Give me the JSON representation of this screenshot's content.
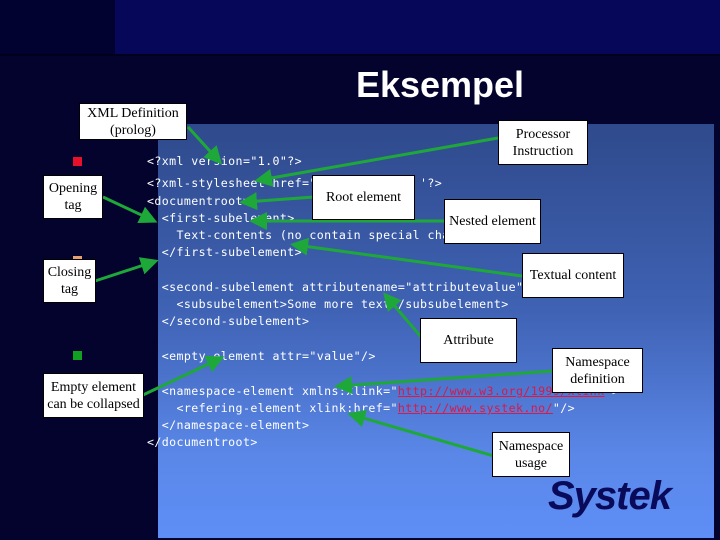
{
  "slide": {
    "title": "Eksempel",
    "logo_text": "Systek"
  },
  "code": {
    "lines": [
      "<?xml version=\"1.0\"?>",
      "<?xml-stylesheet href=\"",
      "'?>",
      "<documentroot>",
      "  <first-subelement>",
      "    Text-contents (no contain special char",
      "  </first-subelement>",
      "  <second-subelement attributename=\"attributevalue\">",
      "    <subsubelement>Some more text</subsubelement>",
      "  </second-subelement>",
      "  <empty-element attr=\"value\"/>",
      "  <namespace-element xmlns:xlink=\"",
      "http://www.w3.org/1999/xlink",
      "\">",
      "    <refering-element xlink:href=\"",
      "http://www.systek.no/",
      "\"/>",
      "  </namespace-element>",
      "</documentroot>"
    ]
  },
  "callouts": {
    "xml_definition": "XML Definition (prolog)",
    "processor_instruction": "Processor Instruction",
    "root_element": "Root element",
    "opening_tag": "Opening tag",
    "nested_element": "Nested element",
    "closing_tag": "Closing tag",
    "textual_content": "Textual content",
    "attribute": "Attribute",
    "empty_element": "Empty element can be collapsed",
    "namespace_definition": "Namespace definition",
    "namespace_usage": "Namespace usage"
  },
  "colors": {
    "background": "#03032e",
    "top_band": "#07075a",
    "arrow": "#1fa83a",
    "bullet_red": "#e8102a",
    "bullet_orange": "#e8a070",
    "bullet_green": "#12a020",
    "link": "#d8194a"
  }
}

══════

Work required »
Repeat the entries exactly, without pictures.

The answer »
Give me the JSON representation of this screenshot's content.
{
  "slide": {
    "title": "Eksempel",
    "logo_text": "Systek"
  },
  "code": {
    "lines": [
      "<?xml version=\"1.0\"?>",
      "<?xml-stylesheet href=\"",
      "'?>",
      "<documentroot>",
      "  <first-subelement>",
      "    Text-contents (no contain special char",
      "  </first-subelement>",
      "  <second-subelement attributename=\"attributevalue\">",
      "    <subsubelement>Some more text</subsubelement>",
      "  </second-subelement>",
      "  <empty-element attr=\"value\"/>",
      "  <namespace-element xmlns:xlink=\"",
      "http://www.w3.org/1999/xlink",
      "\">",
      "    <refering-element xlink:href=\"",
      "http://www.systek.no/",
      "\"/>",
      "  </namespace-element>",
      "</documentroot>"
    ]
  },
  "callouts": {
    "xml_definition": "XML Definition (prolog)",
    "processor_instruction": "Processor Instruction",
    "root_element": "Root element",
    "opening_tag": "Opening tag",
    "nested_element": "Nested element",
    "closing_tag": "Closing tag",
    "textual_content": "Textual content",
    "attribute": "Attribute",
    "empty_element": "Empty element can be collapsed",
    "namespace_definition": "Namespace definition",
    "namespace_usage": "Namespace usage"
  },
  "colors": {
    "background": "#03032e",
    "top_band": "#07075a",
    "arrow": "#1fa83a",
    "bullet_red": "#e8102a",
    "bullet_orange": "#e8a070",
    "bullet_green": "#12a020",
    "link": "#d8194a"
  }
}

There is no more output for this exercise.